One such moment is when he narrates a visit to the Henry Ford Museum in Dearborn, Michigan. Noting impressive exhibits, such as Rosa Park’s bus and the Lincoln in which Kennedy was shot, Fagen proceeds to write: “I was going to ask if they had a vintage copy of The International Jew: The World’s Foremost Problem, the first of Ford’s screeds blaming the Jews for all the world’s ills, but I chickened out.” Don’t we all know the feeling?
A favourite passage concerns the Ray Charles-despising audience at a gig in San Antonio, “maybe tourists from Arizona, I don’t know. Probably right-wingers, too, the victims of an epidemic of mental illness that a British study has proven to be the result of having an inordinately large amygdala, a part of the primitive brain that causes them to be fearful past the point of delusion, which explains why their philosophy, their syntax and their manner of thought don’t seem to be reality-based.” The pay-off line to that is almost worth the price of admission alone.
Fagen is at times very funny, sometimes insightful, occasionally annoying (the “TV Babies” riff!). Throughout the book, he is engaging. You don’t come away knowing Fagen, but you’ll know what he thinks on any number of issues.
Steely Dan fans will be pleased to read about the genesis of “Deacon Blue”, but there’s very little of that kind of thing in Eminent Hipster. Still, even if the book doesn’t tell us much about the Dan, it could be said to be much like the band’s music: detached yet accessible.
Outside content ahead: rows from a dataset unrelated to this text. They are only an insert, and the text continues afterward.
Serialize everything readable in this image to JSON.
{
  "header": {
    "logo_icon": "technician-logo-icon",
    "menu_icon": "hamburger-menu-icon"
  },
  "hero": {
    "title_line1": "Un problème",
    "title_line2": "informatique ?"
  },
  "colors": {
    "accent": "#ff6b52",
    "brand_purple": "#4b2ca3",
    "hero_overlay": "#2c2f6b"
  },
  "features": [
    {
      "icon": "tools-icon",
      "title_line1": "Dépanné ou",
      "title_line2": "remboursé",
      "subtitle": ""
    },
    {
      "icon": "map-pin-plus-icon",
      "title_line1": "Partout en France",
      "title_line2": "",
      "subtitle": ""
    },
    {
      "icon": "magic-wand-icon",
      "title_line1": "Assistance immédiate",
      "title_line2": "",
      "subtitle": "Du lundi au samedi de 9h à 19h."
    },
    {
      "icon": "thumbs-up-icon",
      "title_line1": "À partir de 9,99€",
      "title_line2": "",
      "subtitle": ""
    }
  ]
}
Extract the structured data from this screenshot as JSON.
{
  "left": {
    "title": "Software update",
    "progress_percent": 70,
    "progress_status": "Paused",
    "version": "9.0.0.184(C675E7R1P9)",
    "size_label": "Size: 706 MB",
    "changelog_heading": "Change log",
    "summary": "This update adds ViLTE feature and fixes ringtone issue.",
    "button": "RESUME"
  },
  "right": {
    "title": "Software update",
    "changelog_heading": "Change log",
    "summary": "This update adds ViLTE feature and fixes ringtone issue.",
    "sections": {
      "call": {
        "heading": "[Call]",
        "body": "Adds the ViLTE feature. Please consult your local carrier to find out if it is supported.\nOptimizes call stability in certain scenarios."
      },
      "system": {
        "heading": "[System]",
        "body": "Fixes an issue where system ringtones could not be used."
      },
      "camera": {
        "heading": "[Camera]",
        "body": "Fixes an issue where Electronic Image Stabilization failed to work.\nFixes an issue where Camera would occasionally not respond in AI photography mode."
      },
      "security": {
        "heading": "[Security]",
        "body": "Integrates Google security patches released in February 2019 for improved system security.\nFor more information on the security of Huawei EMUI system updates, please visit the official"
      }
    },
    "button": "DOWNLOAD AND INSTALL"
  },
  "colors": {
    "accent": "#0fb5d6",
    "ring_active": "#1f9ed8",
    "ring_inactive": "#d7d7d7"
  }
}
Usually I don’t pay much mind to a book’s cover, unless it is so bad as to cause me a Fagenesque cantankerous disposition. The cover of Eminent Hipsters is marvellous, though, by virtue of the white area bearing the book’s title and author’s name being embossed in bond paper on the high-gloss jacket, as is the back-cover blurb. It’s lovely and random, and makes the book nice to touch.
Ah well, so this did come out a bit like a book review.